It is for that reason that the Huron Chamber of Commerce has opposed H. R. 3961, because it favored navigation without protective amendments of benefit to the future maximum development of the semiarid areas of the Missouri River Basin. We are opposing H. R. 4485 for similar reasons. It is our belief that the flood-control bill is designed to protect lower basin States against the ravages of floods and that it will also aid the navigation interests of those areas without adequately assuring to the people of the upper basin States a fair share of the water that will be impounded behind the flood-control dams.
We have no quarrel with the flood-control program. We are not opposing navigation. However, we do not believe that navigation should be placed in a position that makes it possible for an interpretation to be given some time in the future that would prove to be detrimental to the cause of the semiarid States who may wish to develop irrigable acreages.
Rainfall.—The rainfall history of the eight-county area that lies on the west bank of the James River and drains into that tributary is characterized by extremes.
1. In 1914, the greatest recorded annual rain fall in the history of the Huron weather station (operated since 1881) was 30.14 inches. The least ever recorded in that more than 60-year period was in 1925, when only 10.13 inches of moisture was received. The average annual, as recorded by the local section center weather bureau is 20.65 inches.
2. It is generally recognized that a month in which as much as 5 or more inches of precipitation might be received is frequently followed by a prolonged period of drought during the most critical growing season of the year.
3. It is also true that this area at times receives precipitation amounting in some instances to more than several inches within a few hours of time, and that much of the value of such recorded rainfall is lost because of excessive and rapid run-off.
4. This section of the State of South Dakota is also characterized by relatively high temperatures and rather high wind velocities during the growing season, both of which contribute to rapid evaporation and rapid deterioration of agricultural crops if not relieved soon by additional moisture.
To graphically illustrate the deficiency of moisture in the eight-county area that lies wholly or in part west of the James River in central South Dakota, we present the illustration referred to as table 1, which appears at the conclusion of the written statement.
According to that table, there have been only 5 years since 1924, when the average amount of rainfall in the eight-county area exceeded the annual mean rainfall for the same area as reported by the same stations. During this 20-year period since 1924, we have been consistently short of moisture.
Corn production.---The corn crop production record of the eight-county area is illustrated in table 2, which also appears in the supplement.
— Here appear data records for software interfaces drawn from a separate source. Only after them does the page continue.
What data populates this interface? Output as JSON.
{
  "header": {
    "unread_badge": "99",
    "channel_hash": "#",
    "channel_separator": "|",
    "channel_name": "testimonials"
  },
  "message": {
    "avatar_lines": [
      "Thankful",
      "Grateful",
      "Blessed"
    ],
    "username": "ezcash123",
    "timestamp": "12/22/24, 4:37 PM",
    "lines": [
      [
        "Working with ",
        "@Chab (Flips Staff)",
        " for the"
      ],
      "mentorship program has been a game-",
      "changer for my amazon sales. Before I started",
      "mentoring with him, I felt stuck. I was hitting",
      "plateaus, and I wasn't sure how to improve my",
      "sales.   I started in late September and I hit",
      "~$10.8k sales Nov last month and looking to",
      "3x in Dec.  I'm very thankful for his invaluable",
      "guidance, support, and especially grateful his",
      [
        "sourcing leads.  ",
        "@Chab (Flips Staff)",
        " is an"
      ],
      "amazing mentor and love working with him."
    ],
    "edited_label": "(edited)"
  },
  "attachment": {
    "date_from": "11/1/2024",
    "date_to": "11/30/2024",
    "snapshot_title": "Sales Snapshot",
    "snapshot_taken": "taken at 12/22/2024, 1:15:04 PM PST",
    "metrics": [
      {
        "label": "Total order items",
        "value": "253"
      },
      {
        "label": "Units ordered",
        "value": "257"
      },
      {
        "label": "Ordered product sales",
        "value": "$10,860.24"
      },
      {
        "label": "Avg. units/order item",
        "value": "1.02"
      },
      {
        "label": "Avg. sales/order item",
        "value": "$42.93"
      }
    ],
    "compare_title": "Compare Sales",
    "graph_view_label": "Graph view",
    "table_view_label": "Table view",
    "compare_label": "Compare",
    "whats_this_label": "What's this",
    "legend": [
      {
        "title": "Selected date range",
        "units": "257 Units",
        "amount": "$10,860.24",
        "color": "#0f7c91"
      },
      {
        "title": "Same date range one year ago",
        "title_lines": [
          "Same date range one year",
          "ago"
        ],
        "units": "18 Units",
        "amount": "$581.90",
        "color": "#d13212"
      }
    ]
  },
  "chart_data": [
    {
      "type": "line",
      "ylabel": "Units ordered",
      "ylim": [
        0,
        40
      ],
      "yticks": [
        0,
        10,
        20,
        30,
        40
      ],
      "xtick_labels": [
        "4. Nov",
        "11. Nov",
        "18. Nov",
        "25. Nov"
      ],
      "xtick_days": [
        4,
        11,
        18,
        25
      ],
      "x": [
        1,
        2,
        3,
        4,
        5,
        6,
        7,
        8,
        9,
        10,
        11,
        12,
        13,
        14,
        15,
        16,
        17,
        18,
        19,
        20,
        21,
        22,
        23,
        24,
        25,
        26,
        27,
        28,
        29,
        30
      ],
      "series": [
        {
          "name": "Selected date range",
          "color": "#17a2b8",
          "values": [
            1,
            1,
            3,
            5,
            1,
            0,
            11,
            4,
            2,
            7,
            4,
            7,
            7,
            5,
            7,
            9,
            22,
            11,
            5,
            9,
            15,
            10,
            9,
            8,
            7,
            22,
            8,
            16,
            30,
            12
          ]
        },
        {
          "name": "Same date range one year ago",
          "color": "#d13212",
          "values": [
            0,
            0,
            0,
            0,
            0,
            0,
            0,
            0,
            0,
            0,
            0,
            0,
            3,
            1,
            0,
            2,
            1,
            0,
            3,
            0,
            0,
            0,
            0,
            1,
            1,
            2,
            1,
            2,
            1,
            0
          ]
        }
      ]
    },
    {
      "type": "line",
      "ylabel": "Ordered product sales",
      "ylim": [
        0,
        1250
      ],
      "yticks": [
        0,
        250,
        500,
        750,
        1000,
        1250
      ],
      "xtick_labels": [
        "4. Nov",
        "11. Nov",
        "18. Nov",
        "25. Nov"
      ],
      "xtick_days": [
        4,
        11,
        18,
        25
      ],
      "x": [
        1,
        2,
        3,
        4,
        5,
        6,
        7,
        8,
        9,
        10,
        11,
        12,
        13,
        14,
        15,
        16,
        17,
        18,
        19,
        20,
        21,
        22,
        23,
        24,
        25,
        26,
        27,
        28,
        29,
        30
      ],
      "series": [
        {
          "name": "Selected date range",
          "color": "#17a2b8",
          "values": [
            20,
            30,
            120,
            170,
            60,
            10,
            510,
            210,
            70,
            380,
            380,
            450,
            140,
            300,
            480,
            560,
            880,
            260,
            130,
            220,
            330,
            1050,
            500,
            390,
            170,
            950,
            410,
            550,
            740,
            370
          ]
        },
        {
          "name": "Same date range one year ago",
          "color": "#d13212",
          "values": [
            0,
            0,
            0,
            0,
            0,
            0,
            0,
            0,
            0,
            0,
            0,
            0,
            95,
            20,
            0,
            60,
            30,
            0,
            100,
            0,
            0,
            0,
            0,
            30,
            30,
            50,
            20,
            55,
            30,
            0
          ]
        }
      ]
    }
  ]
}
During this same 20-year period of time, this rich valley land never equaled the cornproduction average of the entire State.
Only twice during the 20-year span, including the year 1924, has the area enjoyed what might be termed a good corn (rop. Those years occurred in 1927 and 1942